Wayne Township’s decline is no surprise to Wayne Township schools Superintendent Jeffrey Butts. In the eight years Butts has been superintendent, the portion of students qualifying for federally subsidized lunches has increased from 53.5 percent to 77.5 percent.
And from 2007 to 2014, the total assessed value of property in the school district declined 32 percent, to $2.2 billion, Butts said.
Wayne Township schools began working on a new strategy in early 2013 that Butts said will address “how not only the school district but the entire community can work together to create a great place to live.”
Butts said he’s also talking to the Mayor’s Office about economic development opportunities.
“We have not seen any significant economic development here on the west side for some time,” he said.
Waiting for upgrades
Anna and David Peay moved to a Wayne Township neighborhood southwest of Rockville and High School roads 12 years ago because it offered big suburban-style lots along with the convenience of being only a 15-minute drive from downtown.
They always hoped to be connected to city sewer but finally spent $10,000 to upgrade their septic system. They also buffered their front yard from the flooding generated by their next-door neighbor’s failing ditch.
The Peays have no plans to move, but they’re frustrated.
“We know we have way too much money in the house. We have to live it out,” said Anna Peay, a Democrat who ran unsuccessfully for City-County Council in 2008. “We sure would like city services while we’re here.”
Ballard’s attempts to fund upgrades have hit a wall in the Democratic-majority City-County Council. Citing concerns about long-term borrowing for relatively short-lived improvements, most Democrats oppose Ballard’s plan to issue a $150 million bond that, combined with other sources of funds, would provide $350 million to spend on infrastructure. Installing sidewalks would be a major focus of the program, dubbed Rebuild Indy 2.
Last year, council Democrats stopped Ballard’s proposal to hike storm-water fees, which are tacked onto property-tax bills, to solve flooding problems throughout the city.
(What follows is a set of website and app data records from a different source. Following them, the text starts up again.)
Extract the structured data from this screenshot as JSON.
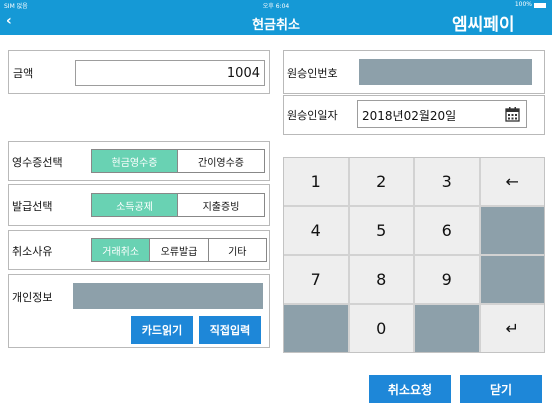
{
  "status_bar": {
    "carrier": "SIM 없음",
    "time": "오후 6:04",
    "battery": "100%"
  },
  "header": {
    "title": "현금취소",
    "back_icon": "chevron-left-icon",
    "logo_text": "엠씨페이"
  },
  "amount": {
    "label": "금액",
    "value": "1004"
  },
  "approval_number": {
    "label": "원승인번호",
    "value": ""
  },
  "approval_date": {
    "label": "원승인일자",
    "value": "2018년02월20일",
    "icon": "calendar-icon"
  },
  "receipt_type": {
    "label": "영수증선택",
    "options": [
      "현금영수증",
      "간이영수증"
    ],
    "selected": 0
  },
  "issue_type": {
    "label": "발급선택",
    "options": [
      "소득공제",
      "지출증빙"
    ],
    "selected": 0
  },
  "cancel_reason": {
    "label": "취소사유",
    "options": [
      "거래취소",
      "오류발급",
      "기타"
    ],
    "selected": 0
  },
  "personal_info": {
    "label": "개인정보",
    "value": "",
    "card_read_label": "카드읽기",
    "direct_input_label": "직접입력"
  },
  "keypad": {
    "keys": [
      "1",
      "2",
      "3",
      "←",
      "4",
      "5",
      "6",
      "",
      "7",
      "8",
      "9",
      "",
      "",
      "0",
      "",
      "↵"
    ]
  },
  "footer": {
    "cancel_request_label": "취소요청",
    "close_label": "닫기"
  },
  "colors": {
    "brand": "#1599d6",
    "selected": "#69d2b3",
    "button": "#1e87d8",
    "gray_field": "#8da0aa"
  }
}
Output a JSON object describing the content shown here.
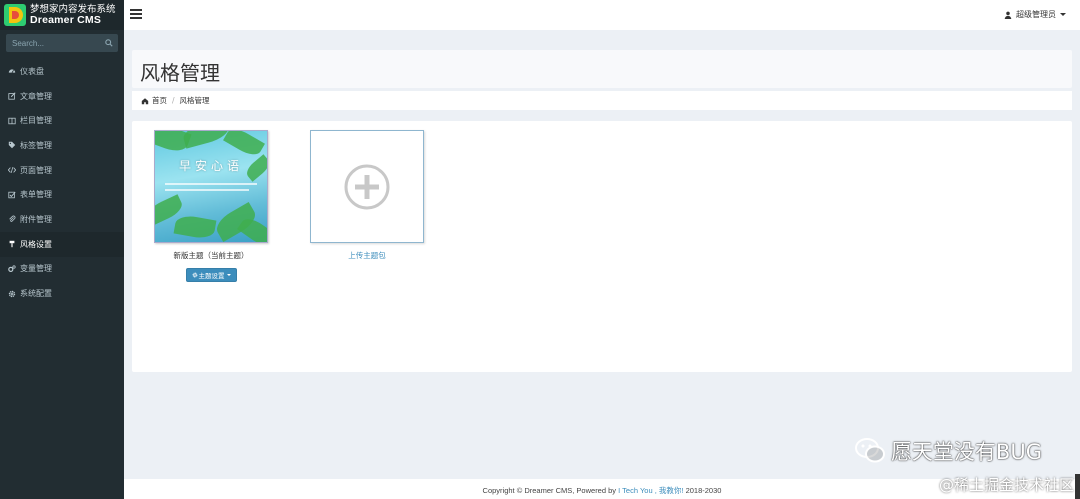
{
  "brand": {
    "title": "梦想家内容发布系统",
    "subtitle": "Dreamer CMS",
    "logo_colors": [
      "#e74c3c",
      "#2ecc71",
      "#f1c40f"
    ]
  },
  "search": {
    "placeholder": "Search..."
  },
  "menu": [
    {
      "label": "仪表盘",
      "icon": "dashboard-icon",
      "active": false
    },
    {
      "label": "文章管理",
      "icon": "edit-icon",
      "active": false
    },
    {
      "label": "栏目管理",
      "icon": "columns-icon",
      "active": false
    },
    {
      "label": "标签管理",
      "icon": "tags-icon",
      "active": false
    },
    {
      "label": "页面管理",
      "icon": "code-icon",
      "active": false
    },
    {
      "label": "表单管理",
      "icon": "checkbox-icon",
      "active": false
    },
    {
      "label": "附件管理",
      "icon": "paperclip-icon",
      "active": false
    },
    {
      "label": "风格设置",
      "icon": "paint-icon",
      "active": true
    },
    {
      "label": "变量管理",
      "icon": "cogs-icon",
      "active": false
    },
    {
      "label": "系统配置",
      "icon": "gear-icon",
      "active": false
    }
  ],
  "header": {
    "user_label": "超级管理员"
  },
  "page": {
    "title": "风格管理"
  },
  "breadcrumb": {
    "home": "首页",
    "current": "风格管理"
  },
  "themes": {
    "current": {
      "name": "新版主题（当前主题）",
      "thumb_text": "早安心语",
      "button_label": "主题设置"
    },
    "upload": {
      "label": "上传主题包"
    }
  },
  "footer": {
    "prefix": "Copyright © Dreamer CMS, Powered by",
    "link": "I Tech You , 我教你!",
    "years": "2018-2030"
  },
  "watermark": {
    "main": "愿天堂没有BUG",
    "sub": "@稀土掘金技术社区"
  },
  "colors": {
    "sidebar_bg": "#222d32",
    "accent": "#3c8dbc",
    "content_bg": "#ecf0f5"
  }
}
As for sewer connections, that’s the responsibility of Citizens Energy, which bought the city’s water utility in 2010. Seventeen-thousand Marion County residences are on septic systems, and Citizens plans to use its recent rate hike to fund conversions for the next two years. Citizens expects to convert about 800 homes per year, spokeswoman Sarah Holsapple said.
“There’s probably never going to be enough money to retrofit all of Indianapolis with the amenities all of us would like in our neighborhoods,” said Proctor, the West Side Chamber president.
In the meantime, Proctor said, he hopes officials will support neighborhood-driven makeovers. Lately, West Side Chamber members have been talking about whether their neighborhoods might benefit from creating not-for-profit community development corporations, which have played a key role in revitalizing urban neighborhoods like Fountain Square.
“Folks are tired of waiting and are more interested in participating in the process than they have been before,” Proctor said.•